The decision is part of the company’s strategy to focus more on its business in South Africa.
It comes after Shoprite previously ended its operations in Nigeria, Kenya, Uganda and Madagascar.
Reuters quoted a company statement as saying: “The decision to close operations in the Democratic Republic of Congo during this period is regrettable but is part of the group’s long-term strategy.”
Shoprite entered the DRC in 2012 and reportedly operates three stores in the country.
The retailer has seen its expansion plans affected by various factors such as double-digit inflation and currency volatility.
Last year, it sold its Nigerian operations to local property group Persianas.
Based in Brackenfell, Western Cape, Shoprite provides food and essential home goods, home appliances and value-added services at low prices.
The company is one of South Africa’s largest retailers by market capitalisation, sales, profit and number of employees and customers.
As on 3 July this year, it operated a network of more than 2,989 stores, including 2,476 corporate stores and 513 franchise outlets, across 15 countries in Africa.
Shoprite currently has more than 145,000 employees and a network of distribution centres across Africa.
In the three months to 30 September, Shoprite reported a sales growth of 18.6% from the same period of last year.
Excluding its RSA LiquorShop, the company’s sales increased by 15.9% year-on-year during the quarter.
The partnership aims to allow Shoprite to offer low prices and customise the customer experience across its operations, including its Xtra Savings cards.
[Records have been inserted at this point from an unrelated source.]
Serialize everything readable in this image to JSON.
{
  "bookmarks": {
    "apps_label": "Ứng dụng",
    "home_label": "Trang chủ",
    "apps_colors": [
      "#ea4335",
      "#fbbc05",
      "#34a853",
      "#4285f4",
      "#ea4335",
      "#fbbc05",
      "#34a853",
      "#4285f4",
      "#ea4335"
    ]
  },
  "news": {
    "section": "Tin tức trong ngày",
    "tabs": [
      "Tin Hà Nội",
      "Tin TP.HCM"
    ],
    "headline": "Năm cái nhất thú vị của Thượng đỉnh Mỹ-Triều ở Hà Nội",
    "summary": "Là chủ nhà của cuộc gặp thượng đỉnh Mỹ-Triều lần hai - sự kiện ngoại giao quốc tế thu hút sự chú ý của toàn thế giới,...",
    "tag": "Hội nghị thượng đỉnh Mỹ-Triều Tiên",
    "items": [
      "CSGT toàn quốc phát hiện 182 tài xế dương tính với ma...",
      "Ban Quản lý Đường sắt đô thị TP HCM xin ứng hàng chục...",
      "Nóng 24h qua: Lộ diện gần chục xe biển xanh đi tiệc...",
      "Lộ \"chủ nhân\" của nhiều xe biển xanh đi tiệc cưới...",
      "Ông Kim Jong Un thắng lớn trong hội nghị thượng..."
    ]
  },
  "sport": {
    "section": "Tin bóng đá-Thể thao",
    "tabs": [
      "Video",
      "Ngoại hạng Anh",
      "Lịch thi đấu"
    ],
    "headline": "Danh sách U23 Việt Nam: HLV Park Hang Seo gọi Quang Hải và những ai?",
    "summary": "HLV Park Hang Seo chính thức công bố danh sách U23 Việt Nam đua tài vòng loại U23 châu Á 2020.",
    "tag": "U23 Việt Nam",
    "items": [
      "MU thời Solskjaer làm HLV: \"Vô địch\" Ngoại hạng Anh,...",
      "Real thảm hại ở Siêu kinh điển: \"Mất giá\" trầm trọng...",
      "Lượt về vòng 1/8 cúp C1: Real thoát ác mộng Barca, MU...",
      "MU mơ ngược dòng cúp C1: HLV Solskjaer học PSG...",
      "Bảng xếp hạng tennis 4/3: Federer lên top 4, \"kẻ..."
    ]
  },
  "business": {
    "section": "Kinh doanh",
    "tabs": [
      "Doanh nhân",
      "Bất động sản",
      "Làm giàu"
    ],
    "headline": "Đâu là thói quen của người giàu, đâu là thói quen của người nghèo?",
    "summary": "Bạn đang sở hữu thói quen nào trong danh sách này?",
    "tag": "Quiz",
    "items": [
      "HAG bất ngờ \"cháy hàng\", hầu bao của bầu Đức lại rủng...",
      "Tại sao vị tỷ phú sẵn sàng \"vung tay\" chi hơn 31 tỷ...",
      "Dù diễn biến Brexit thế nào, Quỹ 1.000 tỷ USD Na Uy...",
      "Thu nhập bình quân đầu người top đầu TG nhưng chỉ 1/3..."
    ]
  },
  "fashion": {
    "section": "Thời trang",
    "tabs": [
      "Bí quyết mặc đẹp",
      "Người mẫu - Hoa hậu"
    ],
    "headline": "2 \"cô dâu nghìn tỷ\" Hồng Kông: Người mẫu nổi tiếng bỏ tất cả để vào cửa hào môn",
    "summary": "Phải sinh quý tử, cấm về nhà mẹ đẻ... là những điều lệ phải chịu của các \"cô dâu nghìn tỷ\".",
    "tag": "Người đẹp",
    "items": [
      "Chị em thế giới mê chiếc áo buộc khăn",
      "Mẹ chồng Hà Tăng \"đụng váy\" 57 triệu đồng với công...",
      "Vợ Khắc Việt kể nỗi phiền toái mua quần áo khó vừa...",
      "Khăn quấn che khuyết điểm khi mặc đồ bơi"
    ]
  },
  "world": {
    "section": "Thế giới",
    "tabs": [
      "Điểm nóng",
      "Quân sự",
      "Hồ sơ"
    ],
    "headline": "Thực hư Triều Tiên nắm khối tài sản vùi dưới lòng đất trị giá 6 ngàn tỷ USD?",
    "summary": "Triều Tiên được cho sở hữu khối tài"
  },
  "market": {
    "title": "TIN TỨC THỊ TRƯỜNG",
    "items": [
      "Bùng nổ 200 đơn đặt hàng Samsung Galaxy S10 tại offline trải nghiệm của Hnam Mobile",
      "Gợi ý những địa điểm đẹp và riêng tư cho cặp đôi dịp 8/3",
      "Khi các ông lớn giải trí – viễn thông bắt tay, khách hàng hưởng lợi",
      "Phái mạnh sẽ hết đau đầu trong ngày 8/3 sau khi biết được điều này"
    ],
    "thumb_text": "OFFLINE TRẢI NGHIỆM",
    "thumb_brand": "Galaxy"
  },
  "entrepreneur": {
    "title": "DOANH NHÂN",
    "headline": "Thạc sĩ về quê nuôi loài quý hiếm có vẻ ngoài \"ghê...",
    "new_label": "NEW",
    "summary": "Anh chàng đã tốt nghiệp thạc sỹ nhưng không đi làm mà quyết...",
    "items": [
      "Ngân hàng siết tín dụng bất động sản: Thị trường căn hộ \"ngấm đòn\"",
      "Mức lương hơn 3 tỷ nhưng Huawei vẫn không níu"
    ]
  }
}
Shoprite and Dunnhumby had been working together since 2013 as part of Shoprite’s efforts to become a customer-centric company.